Drug-resistant bacteria and fungi are evolving at a rapid pace. Within three decades, these “superbugs,” could kill up to 10 million people each year. Working to Fight AMR seeks to combat this public health crisis by stimulating the production of new antimicrobial medicines. Scientists have developed only one truly novel antibiotic since 1984, and just 1% of medicines in development globally address bacterial infections.
Without effective antibiotics, infections like UTIs will become very difficult to treat, and surgeries and cancer treatment will become even riskier. We have time to change this bleak future; we have time to turn American innovation into life-saving cures; you have time to send a message to Washington today.
The economics of this issue are upside down, but there are smart policies in Congress that could catalyze the creation of new antimicrobials.
We need your help.
Action in Congress could accelerate the creation of new antimicrobials. To ensure that Washington, D.C. understands the urgency of this crisis, lawmakers need to hear from you. Use this form to easily send a message to your elected representatives and tell them to help stop the spread of superbugs by passing impactful legislation that encourages private sector investment.
Without effective antimicrobials, we will return to the medical dark ages.
Many companies have stopped investing in antibiotic research.
Diseases know no borders, and we are currently unable to stop the invasion of harmful bacteria.
New antibiotics are generally used sparingly–leaving companies with little chance of selling enough doses to recoup their investment in research.…Read More
Issue No. 14: The Time to Spread Awareness and Stop Resistance Is Now Earlier this month, a senior official at the…Read More
Issue No. 13: Superbug Preparedness Must Begin Now Last month, President Joe Biden announced an ambitious strategy for protecting the nation "against…Read More

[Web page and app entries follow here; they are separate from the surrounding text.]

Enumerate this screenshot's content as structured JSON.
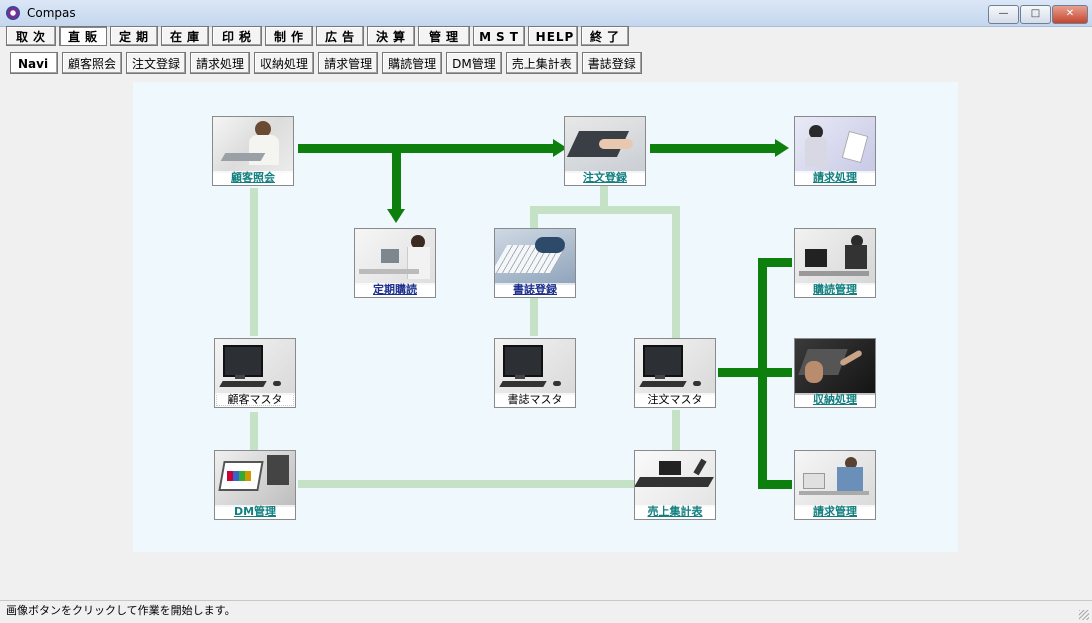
{
  "window": {
    "title": "Compas",
    "minimize": "—",
    "maximize": "□",
    "close": "✕"
  },
  "menu": [
    {
      "label": "取次"
    },
    {
      "label": "直販"
    },
    {
      "label": "定期"
    },
    {
      "label": "在庫"
    },
    {
      "label": "印税"
    },
    {
      "label": "制作"
    },
    {
      "label": "広告"
    },
    {
      "label": "決算"
    },
    {
      "label": "管理"
    },
    {
      "label": "MST"
    },
    {
      "label": "HELP"
    },
    {
      "label": "終了"
    }
  ],
  "submenu": [
    {
      "label": "Navi"
    },
    {
      "label": "顧客照会"
    },
    {
      "label": "注文登録"
    },
    {
      "label": "請求処理"
    },
    {
      "label": "収納処理"
    },
    {
      "label": "請求管理"
    },
    {
      "label": "購読管理"
    },
    {
      "label": "DM管理"
    },
    {
      "label": "売上集計表"
    },
    {
      "label": "書誌登録"
    }
  ],
  "nav": {
    "customer_inquiry": {
      "label": "顧客照会",
      "icon": "woman-on-phone-icon"
    },
    "order_entry": {
      "label": "注文登録",
      "icon": "typing-hands-icon"
    },
    "billing_process": {
      "label": "請求処理",
      "icon": "woman-with-documents-icon"
    },
    "subscription": {
      "label": "定期購読",
      "icon": "woman-at-desk-icon"
    },
    "book_entry": {
      "label": "書誌登録",
      "icon": "keyboard-typing-icon"
    },
    "reading_mgmt": {
      "label": "購読管理",
      "icon": "man-at-computer-icon"
    },
    "customer_master": {
      "label": "顧客マスタ",
      "icon": "desktop-computer-icon"
    },
    "book_master": {
      "label": "書誌マスタ",
      "icon": "desktop-computer-icon"
    },
    "order_master": {
      "label": "注文マスタ",
      "icon": "desktop-computer-icon"
    },
    "payment_process": {
      "label": "収納処理",
      "icon": "writing-hand-icon"
    },
    "dm_mgmt": {
      "label": "DM管理",
      "icon": "chart-laptop-icon"
    },
    "sales_summary": {
      "label": "売上集計表",
      "icon": "laptop-on-table-icon"
    },
    "billing_mgmt": {
      "label": "請求管理",
      "icon": "man-on-phone-icon"
    }
  },
  "status": {
    "message": "画像ボタンをクリックして作業を開始します。"
  }
}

Drug-resistant infections in the US have risen sharply during the pandemic, and experts warn it's getting worse as COVID patients…Read More